“We’re a run team. You know, coach always talks about us being a run-first [offense] and we’re all going to eat.”
Bonus: Versatility and flexibility have never been sexier. Or more marketable. Former Wisconsin Badgers tailback James White — whose six carries and 14 catches out of the backfield helped stoke New England’s historic rally in Super Bowl LI — isn’t just the picture of the present.
For pro running backs, he’s the future.
‘He just has to elevate every part of his game to get drafted in that fourth-round area.’
— Dan Shonka, Ourlads.com, on Iowa tailback Akrum Wadley
In January, longtime ESPN draftnik Mel Kiper ranked Wadley as the sixth-best tailback prospect in the NFL pool. He elected to return to school for his senior season anyway, to see about finishing what the Hawkeyes started in 2015.
“He’s got to show at least some grit to stick his face in there [on blocks],” Shonka advised. “But he won’t be asked to do that a whole lot. At Iowa, he’s not asked to do that much at all.
“He’s not a big guy, so he does what he can do, blocking. He has to have good vision. He still needs to be a little more patient in his running because sometimes you get out ahead of a blocker, you want to see guys who can cut off a block. He can do it. He just has to elevate every part of his game to get drafted in that fourth-round area.”

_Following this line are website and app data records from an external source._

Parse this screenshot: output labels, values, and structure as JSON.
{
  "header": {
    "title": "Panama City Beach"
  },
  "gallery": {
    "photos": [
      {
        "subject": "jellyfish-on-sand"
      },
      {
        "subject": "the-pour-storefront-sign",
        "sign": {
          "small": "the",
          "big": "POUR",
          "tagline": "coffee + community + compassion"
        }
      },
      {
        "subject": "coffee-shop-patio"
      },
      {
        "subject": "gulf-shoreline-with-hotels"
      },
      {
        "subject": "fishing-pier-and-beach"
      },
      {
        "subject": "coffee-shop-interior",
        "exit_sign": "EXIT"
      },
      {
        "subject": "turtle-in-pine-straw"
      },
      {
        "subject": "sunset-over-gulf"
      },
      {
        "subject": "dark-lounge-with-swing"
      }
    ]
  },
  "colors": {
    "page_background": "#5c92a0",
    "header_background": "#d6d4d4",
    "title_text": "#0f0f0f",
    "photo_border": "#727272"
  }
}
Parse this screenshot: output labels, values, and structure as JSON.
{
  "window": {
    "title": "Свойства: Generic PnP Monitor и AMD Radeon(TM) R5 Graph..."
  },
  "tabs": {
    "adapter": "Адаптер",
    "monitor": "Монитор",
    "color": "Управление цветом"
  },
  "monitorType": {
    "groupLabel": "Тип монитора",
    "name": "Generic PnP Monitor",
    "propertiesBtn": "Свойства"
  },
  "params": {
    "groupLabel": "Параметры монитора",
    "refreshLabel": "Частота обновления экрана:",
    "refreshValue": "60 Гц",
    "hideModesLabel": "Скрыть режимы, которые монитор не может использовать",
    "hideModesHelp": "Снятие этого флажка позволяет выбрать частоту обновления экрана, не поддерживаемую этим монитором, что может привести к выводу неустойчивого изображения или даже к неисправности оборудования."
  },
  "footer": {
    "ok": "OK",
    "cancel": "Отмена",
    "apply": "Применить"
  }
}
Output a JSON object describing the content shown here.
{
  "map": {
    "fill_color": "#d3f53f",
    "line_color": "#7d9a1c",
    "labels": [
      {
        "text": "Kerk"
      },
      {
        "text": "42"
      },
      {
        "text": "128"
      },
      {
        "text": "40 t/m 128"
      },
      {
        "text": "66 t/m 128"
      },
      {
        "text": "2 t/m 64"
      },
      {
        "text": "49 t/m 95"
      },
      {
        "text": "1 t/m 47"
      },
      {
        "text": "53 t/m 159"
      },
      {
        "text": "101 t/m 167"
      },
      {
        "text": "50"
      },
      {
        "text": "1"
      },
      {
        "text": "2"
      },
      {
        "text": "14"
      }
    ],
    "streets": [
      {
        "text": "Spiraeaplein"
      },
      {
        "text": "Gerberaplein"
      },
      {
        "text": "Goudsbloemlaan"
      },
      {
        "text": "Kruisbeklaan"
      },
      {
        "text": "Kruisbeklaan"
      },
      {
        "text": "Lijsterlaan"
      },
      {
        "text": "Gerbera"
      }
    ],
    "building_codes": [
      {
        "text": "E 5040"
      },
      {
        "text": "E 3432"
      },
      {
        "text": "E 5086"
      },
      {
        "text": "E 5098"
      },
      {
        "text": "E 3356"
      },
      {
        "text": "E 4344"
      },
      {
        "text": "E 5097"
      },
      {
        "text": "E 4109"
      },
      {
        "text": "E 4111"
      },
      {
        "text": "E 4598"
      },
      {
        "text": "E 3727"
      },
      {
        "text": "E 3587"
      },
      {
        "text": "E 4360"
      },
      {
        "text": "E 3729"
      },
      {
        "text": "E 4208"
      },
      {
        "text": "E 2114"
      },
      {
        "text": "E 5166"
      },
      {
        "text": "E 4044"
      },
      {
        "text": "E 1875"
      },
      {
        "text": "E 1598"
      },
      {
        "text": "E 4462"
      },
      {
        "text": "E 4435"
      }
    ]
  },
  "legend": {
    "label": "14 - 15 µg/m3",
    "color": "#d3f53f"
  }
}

Wadley’s legs, the stop-starts, the joystick jump-cuts, are going to turn heads and open doors. But it’s the hands that are going keep No. 25 dancing at the NFL party, long-term.
“If we put in those hard-working days, everybody’s going to eat,” he said.
Two cheeseburgers, please. Hold the onions.